RECORDS FOR PROCESSING:
------------------------------------
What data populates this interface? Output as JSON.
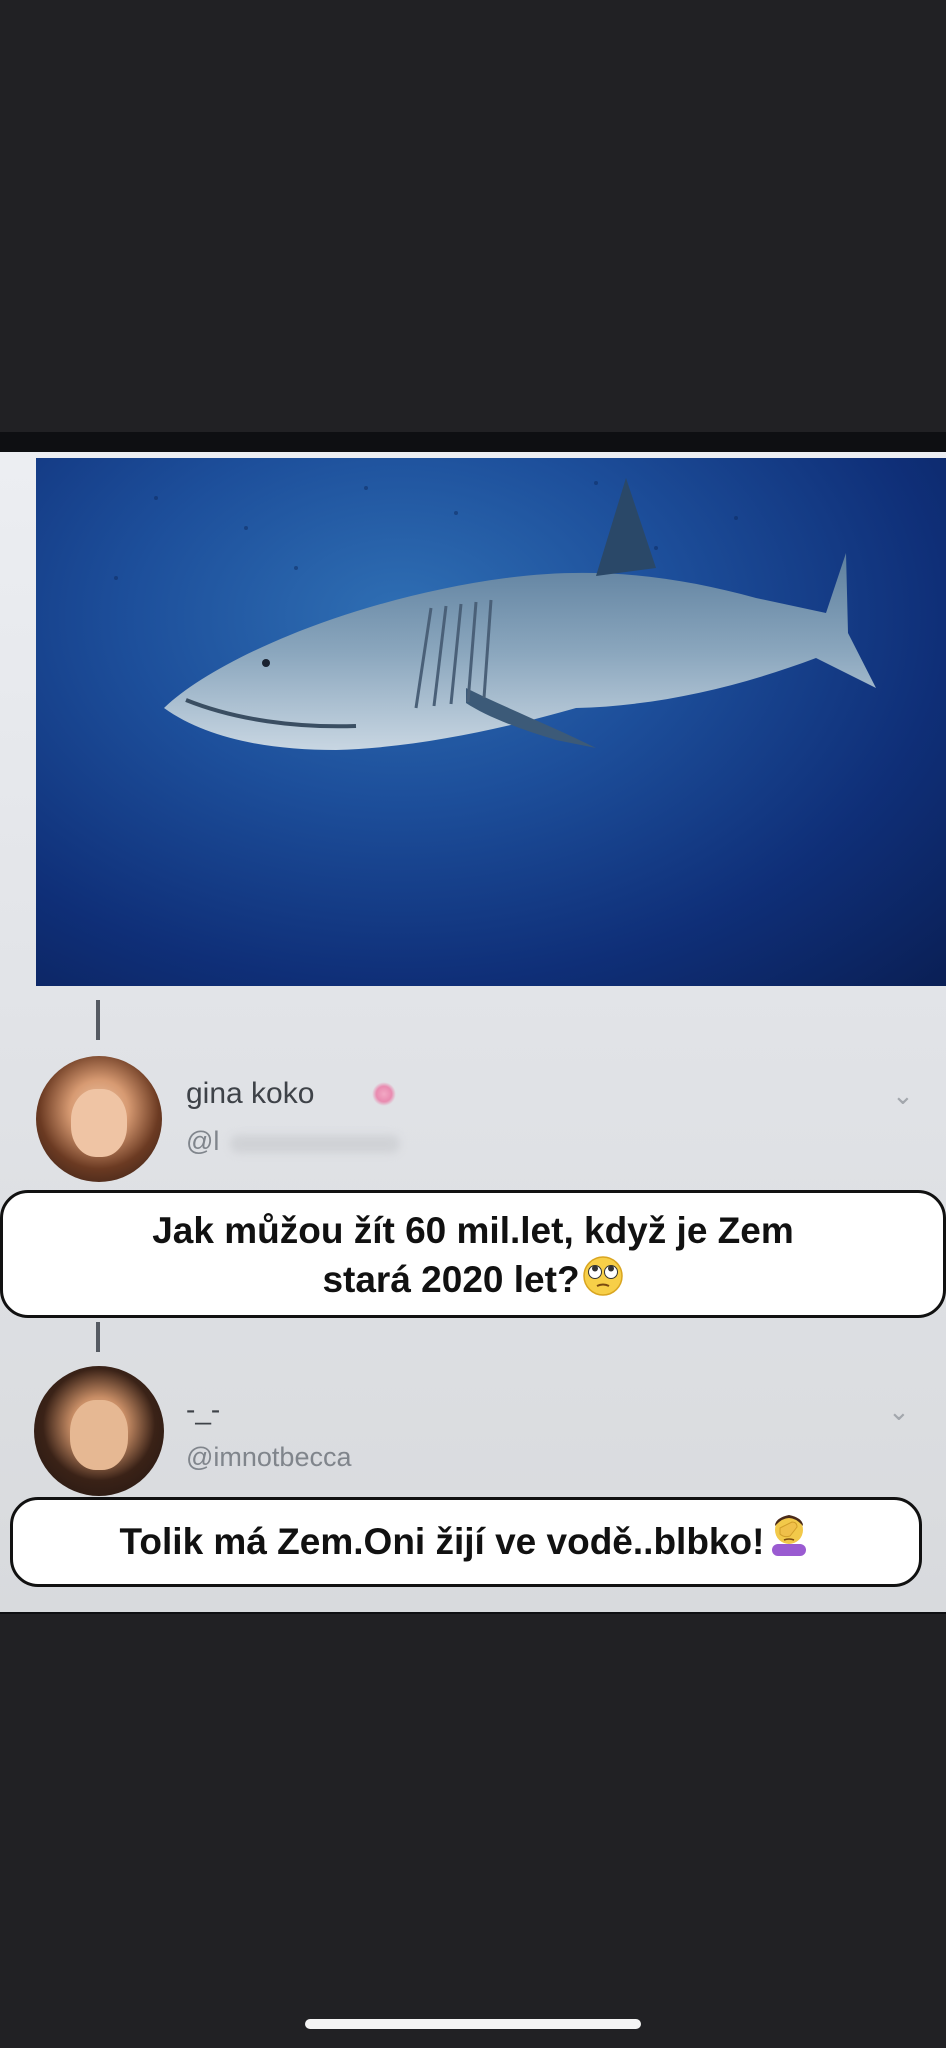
{
  "post1": {
    "username": "gina koko",
    "handle": "@l"
  },
  "caption1": {
    "line1": "Jak můžou žít 60 mil.let, když je Zem",
    "line2": "stará 2020 let?",
    "emoji": "eye-roll-emoji"
  },
  "post2": {
    "username": "-_-",
    "handle": "@imnotbecca"
  },
  "caption2": {
    "text": "Tolik má Zem.Oni žijí ve vodě..blbko!",
    "emoji": "facepalm-emoji"
  },
  "colors": {
    "background": "#212124",
    "ocean": "#1d4f9b",
    "caption_bg": "#ffffff"
  }
}
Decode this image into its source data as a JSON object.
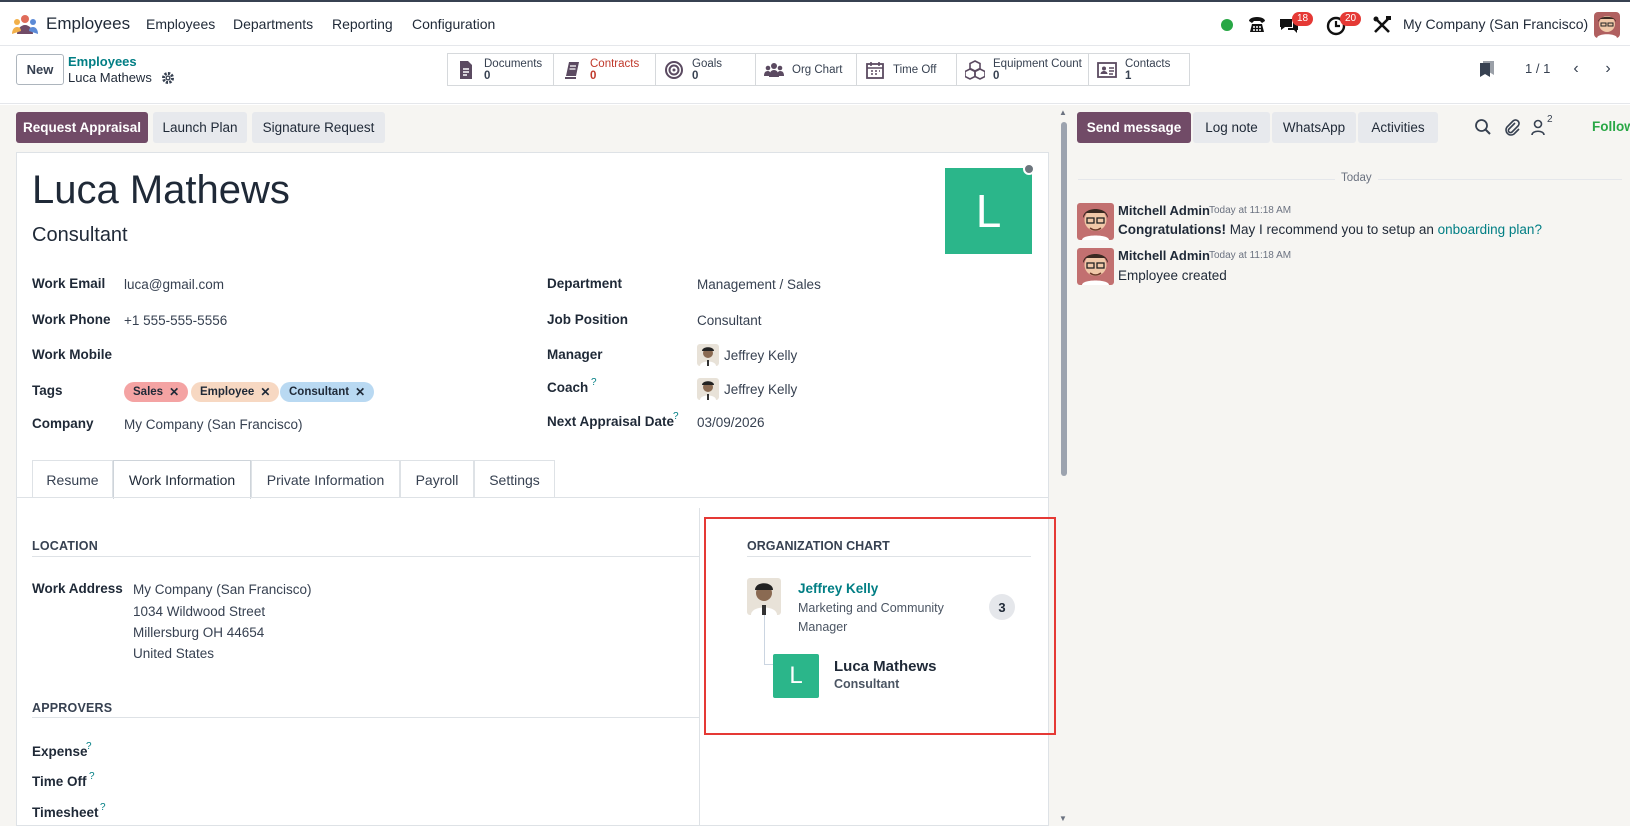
{
  "topbar": {
    "app_name": "Employees",
    "menu": [
      "Employees",
      "Departments",
      "Reporting",
      "Configuration"
    ],
    "messages_badge": "18",
    "activities_badge": "20",
    "company": "My Company (San Francisco)"
  },
  "control": {
    "new_label": "New",
    "breadcrumb_parent": "Employees",
    "breadcrumb_current": "Luca Mathews",
    "pager": "1 / 1",
    "smart_buttons": [
      {
        "label": "Documents",
        "count": "0",
        "icon": "document-icon"
      },
      {
        "label": "Contracts",
        "count": "0",
        "icon": "contract-book-icon"
      },
      {
        "label": "Goals",
        "count": "0",
        "icon": "target-icon"
      },
      {
        "label": "Org Chart",
        "count": "",
        "icon": "people-group-icon"
      },
      {
        "label": "Time Off",
        "count": "",
        "icon": "calendar-icon"
      },
      {
        "label": "Equipment Count",
        "count": "0",
        "icon": "cubes-icon"
      },
      {
        "label": "Contacts",
        "count": "1",
        "icon": "contact-card-icon"
      }
    ]
  },
  "actions": {
    "request_appraisal": "Request Appraisal",
    "launch_plan": "Launch Plan",
    "signature_request": "Signature Request"
  },
  "employee": {
    "name": "Luca Mathews",
    "job_title": "Consultant",
    "avatar_letter": "L"
  },
  "fields": {
    "work_email_label": "Work Email",
    "work_email": "luca@gmail.com",
    "work_phone_label": "Work Phone",
    "work_phone": "+1 555-555-5556",
    "work_mobile_label": "Work Mobile",
    "tags_label": "Tags",
    "tags": [
      "Sales",
      "Employee",
      "Consultant"
    ],
    "company_label": "Company",
    "company": "My Company (San Francisco)",
    "department_label": "Department",
    "department": "Management / Sales",
    "job_position_label": "Job Position",
    "job_position": "Consultant",
    "manager_label": "Manager",
    "manager": "Jeffrey Kelly",
    "coach_label": "Coach",
    "coach": "Jeffrey Kelly",
    "next_appraisal_label": "Next Appraisal Date",
    "next_appraisal": "03/09/2026",
    "help_mark": "?"
  },
  "tabs": [
    "Resume",
    "Work Information",
    "Private Information",
    "Payroll",
    "Settings"
  ],
  "work_info": {
    "location_title": "LOCATION",
    "work_address_label": "Work Address",
    "address_lines": [
      "My Company (San Francisco)",
      "1034 Wildwood Street",
      "Millersburg OH 44654",
      "United States"
    ],
    "approvers_title": "APPROVERS",
    "expense_label": "Expense",
    "time_off_label": "Time Off",
    "timesheet_label": "Timesheet"
  },
  "org_chart": {
    "title": "ORGANIZATION CHART",
    "manager_name": "Jeffrey Kelly",
    "manager_job": "Marketing and Community Manager",
    "manager_count": "3",
    "self_letter": "L",
    "self_name": "Luca Mathews",
    "self_job": "Consultant"
  },
  "chatter": {
    "send_message": "Send message",
    "log_note": "Log note",
    "whatsapp": "WhatsApp",
    "activities": "Activities",
    "followers_count": "2",
    "following": "Following",
    "today": "Today",
    "messages": [
      {
        "author": "Mitchell Admin",
        "time": "Today at 11:18 AM",
        "bold": "Congratulations!",
        "text": " May I recommend you to setup an ",
        "link": "onboarding plan?"
      },
      {
        "author": "Mitchell Admin",
        "time": "Today at 11:18 AM",
        "text": "Employee created"
      }
    ]
  },
  "colors": {
    "primary": "#714b67",
    "avatar_green": "#2bb68a",
    "link_teal": "#017e84",
    "highlight_red": "#e53935",
    "following_green": "#28a745"
  }
}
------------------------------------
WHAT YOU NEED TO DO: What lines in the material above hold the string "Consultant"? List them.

SOLUTION FOR THIS TASK:
    "job_title": "Consultant",
      "Consultant"
    "job_position": "Consultant",
    "self_job": "Consultant"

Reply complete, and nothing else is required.